**Requirement:** Write out the line that has "What data populates" in it, along with each line that comes after it until the listing ends, and add nothing.

** Opening Data for this exercise block **

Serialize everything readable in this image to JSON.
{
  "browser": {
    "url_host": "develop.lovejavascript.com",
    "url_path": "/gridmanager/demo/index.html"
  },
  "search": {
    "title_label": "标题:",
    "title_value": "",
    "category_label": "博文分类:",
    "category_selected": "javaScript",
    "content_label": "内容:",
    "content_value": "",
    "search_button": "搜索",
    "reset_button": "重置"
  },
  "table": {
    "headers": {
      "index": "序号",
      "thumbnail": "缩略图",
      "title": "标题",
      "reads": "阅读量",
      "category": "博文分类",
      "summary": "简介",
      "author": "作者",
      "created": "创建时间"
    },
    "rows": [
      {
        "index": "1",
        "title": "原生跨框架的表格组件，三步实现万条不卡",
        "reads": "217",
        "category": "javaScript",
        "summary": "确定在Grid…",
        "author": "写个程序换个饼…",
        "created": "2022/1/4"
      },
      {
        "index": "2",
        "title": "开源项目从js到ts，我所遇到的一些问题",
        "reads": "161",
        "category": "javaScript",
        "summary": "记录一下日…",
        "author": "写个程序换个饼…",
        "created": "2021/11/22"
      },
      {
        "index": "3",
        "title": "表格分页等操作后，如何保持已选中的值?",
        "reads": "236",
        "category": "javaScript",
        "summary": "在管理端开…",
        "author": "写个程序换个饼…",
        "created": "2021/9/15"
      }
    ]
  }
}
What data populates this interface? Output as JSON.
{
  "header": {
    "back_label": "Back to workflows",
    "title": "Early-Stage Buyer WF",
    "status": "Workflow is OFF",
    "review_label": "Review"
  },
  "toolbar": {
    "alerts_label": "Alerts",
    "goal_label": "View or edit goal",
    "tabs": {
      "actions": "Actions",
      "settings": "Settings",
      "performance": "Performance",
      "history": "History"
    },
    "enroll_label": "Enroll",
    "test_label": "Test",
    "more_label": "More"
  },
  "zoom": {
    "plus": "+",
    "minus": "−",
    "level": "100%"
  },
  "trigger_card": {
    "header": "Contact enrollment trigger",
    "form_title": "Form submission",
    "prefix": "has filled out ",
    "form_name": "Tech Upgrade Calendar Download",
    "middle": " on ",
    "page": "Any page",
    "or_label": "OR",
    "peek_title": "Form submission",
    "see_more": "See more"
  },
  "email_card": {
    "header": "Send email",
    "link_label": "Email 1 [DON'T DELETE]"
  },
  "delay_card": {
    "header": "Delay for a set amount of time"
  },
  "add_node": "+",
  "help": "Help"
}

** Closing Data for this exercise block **

**Solution to this task:**
What data populates this interface? Output as JSON.
{
  "header": {
    "back_label": "Back to workflows",
    "title": "Early-Stage Buyer WF",
    "status": "Workflow is OFF",
    "review_label": "Review"
  },
  "toolbar": {
    "alerts_label": "Alerts",
    "goal_label": "View or edit goal",
    "tabs": {
      "actions": "Actions",
      "settings": "Settings",
      "performance": "Performance",
      "history": "History"
    },
    "enroll_label": "Enroll",
    "test_label": "Test",
    "more_label": "More"
  },
  "zoom": {
    "plus": "+",
    "minus": "−",
    "level": "100%"
  },
  "trigger_card": {
    "header": "Contact enrollment trigger",
    "form_title": "Form submission",
    "prefix": "has filled out ",
    "form_name": "Tech Upgrade Calendar Download",
    "middle": " on ",
    "page": "Any page",
    "or_label": "OR",
    "peek_title": "Form submission",
    "see_more": "See more"
  },
  "email_card": {
    "header": "Send email",
    "link_label": "Email 1 [DON'T DELETE]"
  },
  "delay_card": {
    "header": "Delay for a set amount of time"
  },
  "add_node": "+",
  "help": "Help"
}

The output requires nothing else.